→ EXERCISE REQUIREMENTS
Keeping every line intact, repeat the data word for word.

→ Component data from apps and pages
○ ○ ○ ○

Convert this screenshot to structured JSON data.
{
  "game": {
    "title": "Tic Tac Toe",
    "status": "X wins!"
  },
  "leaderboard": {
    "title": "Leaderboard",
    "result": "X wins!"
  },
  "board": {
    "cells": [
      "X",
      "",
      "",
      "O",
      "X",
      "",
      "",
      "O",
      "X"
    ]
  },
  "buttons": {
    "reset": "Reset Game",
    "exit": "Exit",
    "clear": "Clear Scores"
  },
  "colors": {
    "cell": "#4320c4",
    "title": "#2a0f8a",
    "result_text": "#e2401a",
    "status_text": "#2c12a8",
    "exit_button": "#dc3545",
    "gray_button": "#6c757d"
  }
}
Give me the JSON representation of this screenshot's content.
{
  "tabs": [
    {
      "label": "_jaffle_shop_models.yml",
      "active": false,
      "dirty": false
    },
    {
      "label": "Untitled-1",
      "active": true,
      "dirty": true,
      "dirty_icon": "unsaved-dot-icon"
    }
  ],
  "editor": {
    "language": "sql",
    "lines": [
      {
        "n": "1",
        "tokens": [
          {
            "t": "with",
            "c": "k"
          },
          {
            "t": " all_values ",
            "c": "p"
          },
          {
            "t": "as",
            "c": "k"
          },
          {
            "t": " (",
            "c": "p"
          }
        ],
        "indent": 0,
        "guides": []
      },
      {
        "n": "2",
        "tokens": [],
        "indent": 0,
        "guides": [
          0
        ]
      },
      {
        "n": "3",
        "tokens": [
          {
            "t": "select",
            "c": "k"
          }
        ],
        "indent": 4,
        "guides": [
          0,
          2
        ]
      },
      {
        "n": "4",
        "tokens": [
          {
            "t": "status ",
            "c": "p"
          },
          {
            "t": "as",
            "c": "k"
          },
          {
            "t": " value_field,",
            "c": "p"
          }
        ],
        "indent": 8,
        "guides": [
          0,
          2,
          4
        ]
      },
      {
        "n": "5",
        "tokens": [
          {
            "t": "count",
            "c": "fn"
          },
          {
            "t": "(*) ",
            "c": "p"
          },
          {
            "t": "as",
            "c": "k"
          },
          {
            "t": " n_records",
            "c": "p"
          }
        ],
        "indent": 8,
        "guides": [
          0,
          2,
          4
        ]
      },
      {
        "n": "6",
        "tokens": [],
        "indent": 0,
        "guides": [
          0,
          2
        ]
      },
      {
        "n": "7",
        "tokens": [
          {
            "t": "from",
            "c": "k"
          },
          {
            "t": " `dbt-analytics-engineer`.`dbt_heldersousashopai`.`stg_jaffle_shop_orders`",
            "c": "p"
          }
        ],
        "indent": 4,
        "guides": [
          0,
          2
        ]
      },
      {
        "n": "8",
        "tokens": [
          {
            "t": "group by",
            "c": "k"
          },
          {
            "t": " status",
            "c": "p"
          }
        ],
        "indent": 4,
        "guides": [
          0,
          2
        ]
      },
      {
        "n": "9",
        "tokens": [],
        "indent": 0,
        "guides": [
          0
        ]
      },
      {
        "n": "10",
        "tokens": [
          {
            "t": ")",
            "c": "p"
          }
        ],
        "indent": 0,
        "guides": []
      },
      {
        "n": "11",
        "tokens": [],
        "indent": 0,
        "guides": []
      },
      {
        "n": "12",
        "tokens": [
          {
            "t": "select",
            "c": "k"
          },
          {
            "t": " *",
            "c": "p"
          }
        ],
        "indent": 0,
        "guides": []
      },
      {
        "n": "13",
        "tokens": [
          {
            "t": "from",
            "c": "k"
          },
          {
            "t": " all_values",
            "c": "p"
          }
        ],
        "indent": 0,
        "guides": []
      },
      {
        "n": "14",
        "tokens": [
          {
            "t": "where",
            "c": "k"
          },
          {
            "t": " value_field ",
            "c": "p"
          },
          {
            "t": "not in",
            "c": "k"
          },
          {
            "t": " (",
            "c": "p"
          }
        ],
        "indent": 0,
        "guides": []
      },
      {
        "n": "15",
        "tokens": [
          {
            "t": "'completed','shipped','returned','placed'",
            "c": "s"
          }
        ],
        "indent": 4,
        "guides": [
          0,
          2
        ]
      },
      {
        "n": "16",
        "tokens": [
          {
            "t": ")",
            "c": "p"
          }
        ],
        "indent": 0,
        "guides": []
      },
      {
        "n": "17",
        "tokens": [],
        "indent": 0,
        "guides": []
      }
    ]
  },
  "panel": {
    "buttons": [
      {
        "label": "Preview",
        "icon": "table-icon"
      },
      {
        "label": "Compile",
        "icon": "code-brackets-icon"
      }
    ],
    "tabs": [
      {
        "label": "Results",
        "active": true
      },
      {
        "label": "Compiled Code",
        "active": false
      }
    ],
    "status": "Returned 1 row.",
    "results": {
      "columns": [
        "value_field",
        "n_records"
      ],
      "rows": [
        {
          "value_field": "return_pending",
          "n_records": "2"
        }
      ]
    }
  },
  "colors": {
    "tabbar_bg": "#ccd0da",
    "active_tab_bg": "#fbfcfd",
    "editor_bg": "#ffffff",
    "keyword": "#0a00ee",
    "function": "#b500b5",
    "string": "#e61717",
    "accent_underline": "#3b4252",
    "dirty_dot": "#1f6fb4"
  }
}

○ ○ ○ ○

→ RESPONSE TO THIS TASK
Convert this screenshot to structured JSON data.
{
  "game": {
    "title": "Tic Tac Toe",
    "status": "X wins!"
  },
  "leaderboard": {
    "title": "Leaderboard",
    "result": "X wins!"
  },
  "board": {
    "cells": [
      "X",
      "",
      "",
      "O",
      "X",
      "",
      "",
      "O",
      "X"
    ]
  },
  "buttons": {
    "reset": "Reset Game",
    "exit": "Exit",
    "clear": "Clear Scores"
  },
  "colors": {
    "cell": "#4320c4",
    "title": "#2a0f8a",
    "result_text": "#e2401a",
    "status_text": "#2c12a8",
    "exit_button": "#dc3545",
    "gray_button": "#6c757d"
  }
}
Give me the JSON representation of this screenshot's content.
{
  "tabs": [
    {
      "label": "_jaffle_shop_models.yml",
      "active": false,
      "dirty": false
    },
    {
      "label": "Untitled-1",
      "active": true,
      "dirty": true,
      "dirty_icon": "unsaved-dot-icon"
    }
  ],
  "editor": {
    "language": "sql",
    "lines": [
      {
        "n": "1",
        "tokens": [
          {
            "t": "with",
            "c": "k"
          },
          {
            "t": " all_values ",
            "c": "p"
          },
          {
            "t": "as",
            "c": "k"
          },
          {
            "t": " (",
            "c": "p"
          }
        ],
        "indent": 0,
        "guides": []
      },
      {
        "n": "2",
        "tokens": [],
        "indent": 0,
        "guides": [
          0
        ]
      },
      {
        "n": "3",
        "tokens": [
          {
            "t": "select",
            "c": "k"
          }
        ],
        "indent": 4,
        "guides": [
          0,
          2
        ]
      },
      {
        "n": "4",
        "tokens": [
          {
            "t": "status ",
            "c": "p"
          },
          {
            "t": "as",
            "c": "k"
          },
          {
            "t": " value_field,",
            "c": "p"
          }
        ],
        "indent": 8,
        "guides": [
          0,
          2,
          4
        ]
      },
      {
        "n": "5",
        "tokens": [
          {
            "t": "count",
            "c": "fn"
          },
          {
            "t": "(*) ",
            "c": "p"
          },
          {
            "t": "as",
            "c": "k"
          },
          {
            "t": " n_records",
            "c": "p"
          }
        ],
        "indent": 8,
        "guides": [
          0,
          2,
          4
        ]
      },
      {
        "n": "6",
        "tokens": [],
        "indent": 0,
        "guides": [
          0,
          2
        ]
      },
      {
        "n": "7",
        "tokens": [
          {
            "t": "from",
            "c": "k"
          },
          {
            "t": " `dbt-analytics-engineer`.`dbt_heldersousashopai`.`stg_jaffle_shop_orders`",
            "c": "p"
          }
        ],
        "indent": 4,
        "guides": [
          0,
          2
        ]
      },
      {
        "n": "8",
        "tokens": [
          {
            "t": "group by",
            "c": "k"
          },
          {
            "t": " status",
            "c": "p"
          }
        ],
        "indent": 4,
        "guides": [
          0,
          2
        ]
      },
      {
        "n": "9",
        "tokens": [],
        "indent": 0,
        "guides": [
          0
        ]
      },
      {
        "n": "10",
        "tokens": [
          {
            "t": ")",
            "c": "p"
          }
        ],
        "indent": 0,
        "guides": []
      },
      {
        "n": "11",
        "tokens": [],
        "indent": 0,
        "guides": []
      },
      {
        "n": "12",
        "tokens": [
          {
            "t": "select",
            "c": "k"
          },
          {
            "t": " *",
            "c": "p"
          }
        ],
        "indent": 0,
        "guides": []
      },
      {
        "n": "13",
        "tokens": [
          {
            "t": "from",
            "c": "k"
          },
          {
            "t": " all_values",
            "c": "p"
          }
        ],
        "indent": 0,
        "guides": []
      },
      {
        "n": "14",
        "tokens": [
          {
            "t": "where",
            "c": "k"
          },
          {
            "t": " value_field ",
            "c": "p"
          },
          {
            "t": "not in",
            "c": "k"
          },
          {
            "t": " (",
            "c": "p"
          }
        ],
        "indent": 0,
        "guides": []
      },
      {
        "n": "15",
        "tokens": [
          {
            "t": "'completed','shipped','returned','placed'",
            "c": "s"
          }
        ],
        "indent": 4,
        "guides": [
          0,
          2
        ]
      },
      {
        "n": "16",
        "tokens": [
          {
            "t": ")",
            "c": "p"
          }
        ],
        "indent": 0,
        "guides": []
      },
      {
        "n": "17",
        "tokens": [],
        "indent": 0,
        "guides": []
      }
    ]
  },
  "panel": {
    "buttons": [
      {
        "label": "Preview",
        "icon": "table-icon"
      },
      {
        "label": "Compile",
        "icon": "code-brackets-icon"
      }
    ],
    "tabs": [
      {
        "label": "Results",
        "active": true
      },
      {
        "label": "Compiled Code",
        "active": false
      }
    ],
    "status": "Returned 1 row.",
    "results": {
      "columns": [
        "value_field",
        "n_records"
      ],
      "rows": [
        {
          "value_field": "return_pending",
          "n_records": "2"
        }
      ]
    }
  },
  "colors": {
    "tabbar_bg": "#ccd0da",
    "active_tab_bg": "#fbfcfd",
    "editor_bg": "#ffffff",
    "keyword": "#0a00ee",
    "function": "#b500b5",
    "string": "#e61717",
    "accent_underline": "#3b4252",
    "dirty_dot": "#1f6fb4"
  }
}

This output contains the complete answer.